Upadacitinib reduced all clinical disease measures including itch-related outcomes at 16 weeks in patients with moderate to severe atopic dermatitis, according to phase 2b study results published in Journal of Allergy and Clinical Immunology.

“This is a JAK inhibitor that achieved an Eczema Area and Severity Index of 90% improvement in 50% of the patients,” Emma Guttman-Yassky, MD, PhD, of the department of dermatology and laboratory of inflammatory skin diseases at Icahn School of Medicine at Mount Sinai, told Healio in an interview. “This is one of the best rates we have seen so far. It’s looking very hopeful.”

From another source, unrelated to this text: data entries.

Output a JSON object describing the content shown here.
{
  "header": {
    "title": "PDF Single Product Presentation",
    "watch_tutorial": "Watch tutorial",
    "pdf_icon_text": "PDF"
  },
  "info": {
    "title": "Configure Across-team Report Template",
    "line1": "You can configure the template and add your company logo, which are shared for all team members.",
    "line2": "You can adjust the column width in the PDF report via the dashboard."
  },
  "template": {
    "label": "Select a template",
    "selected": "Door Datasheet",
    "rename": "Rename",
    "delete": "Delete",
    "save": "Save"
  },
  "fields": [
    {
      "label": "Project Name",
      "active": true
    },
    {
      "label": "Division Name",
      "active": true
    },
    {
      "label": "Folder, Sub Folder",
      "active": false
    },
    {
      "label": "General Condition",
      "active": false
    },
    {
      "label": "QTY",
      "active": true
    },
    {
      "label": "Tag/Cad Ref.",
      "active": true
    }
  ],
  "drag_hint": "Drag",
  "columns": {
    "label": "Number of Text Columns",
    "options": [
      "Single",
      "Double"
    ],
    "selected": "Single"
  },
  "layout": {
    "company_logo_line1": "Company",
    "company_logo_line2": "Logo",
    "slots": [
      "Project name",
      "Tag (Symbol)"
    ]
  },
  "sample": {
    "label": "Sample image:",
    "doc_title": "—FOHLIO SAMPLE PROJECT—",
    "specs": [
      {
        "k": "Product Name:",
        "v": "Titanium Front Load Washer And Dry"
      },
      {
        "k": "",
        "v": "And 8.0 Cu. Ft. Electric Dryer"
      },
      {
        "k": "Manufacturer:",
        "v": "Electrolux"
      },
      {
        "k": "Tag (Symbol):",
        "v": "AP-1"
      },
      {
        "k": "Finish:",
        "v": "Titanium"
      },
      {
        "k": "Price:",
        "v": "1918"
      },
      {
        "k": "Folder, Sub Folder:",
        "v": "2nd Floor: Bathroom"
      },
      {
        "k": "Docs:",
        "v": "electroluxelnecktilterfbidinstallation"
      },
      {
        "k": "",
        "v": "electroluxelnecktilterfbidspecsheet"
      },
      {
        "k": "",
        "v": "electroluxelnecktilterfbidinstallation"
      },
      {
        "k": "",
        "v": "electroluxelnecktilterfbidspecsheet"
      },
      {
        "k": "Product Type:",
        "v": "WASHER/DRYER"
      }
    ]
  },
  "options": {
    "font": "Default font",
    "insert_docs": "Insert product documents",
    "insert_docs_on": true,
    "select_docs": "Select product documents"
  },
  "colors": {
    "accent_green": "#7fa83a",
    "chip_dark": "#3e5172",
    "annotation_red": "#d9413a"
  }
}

Sixteen weeks of the 88-week double-blind, placebo-controlled, parallel-group trial were dose ranging. Adults with moderate to severe disease and inadequate control with topical treatment were randomly assigned 1:1:1:1 to once-daily upadacitinib oral monotherapy 7.5 mg (n = 42), 15 mg (n = 42), 30 mg (n = 42) or placebo (n = 41).

By week 4, patients achieved maximum response, which was maintained to week 16, Guttman-Yassky said.

“I had many of my own patients in the study, and they were very happy,” she said. “They got relief very quickly. They felt some relief within 2 hours, and within a few days there was a major change. In fact, I had patients who didn’t want to leave the study.”

The mean primary efficacy endpoint was 39%, 62% and 74% for the upadacitinib 7.5 mg, 15 mg and 30 mg groups, respectively, compared with 23% for placebo (P = .03, P < .001 and P < .001, respectively). Serious adverse events occurred in 4.8% (n = 2), 2.4% (n = 1) and 0% (n = 0) of the respective upadacitinib dosage groups vs. 2.5% (n =1) for placebo.

Researchers reported the greatest clinical benefit with the 30 mg once-daily dosage.

A phase 3 trial includes patients aged 12 years and older and is completing enrollment now. Guttman predicted the approval of an oral medication in atopic dermatitis in the next few years.

“At the end of the day, we will need both biologics that are injectable and oral medication in eczema,” she said. “There will be patients that want an injection every 2 weeks and to forget about it, and others won’t want an injection and will want an oral medication. It’s good to have options.” – by Abigail Sutton


Disclosure: Guttman-Yassky reports she is a consultant/researcher for AbbVie, Anacor, AnaptysBio, Asana Biosciences, Botanix, Celgene, DBV, Dermira, DS Biopharma, Escalier, Galderma, Glenmark, Innovaderm, Janssen, Kyowa Kirin, Leo Pharma, Lilly, MedImmune/AstraZeneca, Mitsubishi Tanabe, Novan, Novartis, Pfizer, Promius, Ralexar, Regeneron, Sanofi Aventis, Stiefel/GSK, UCB and Vitae.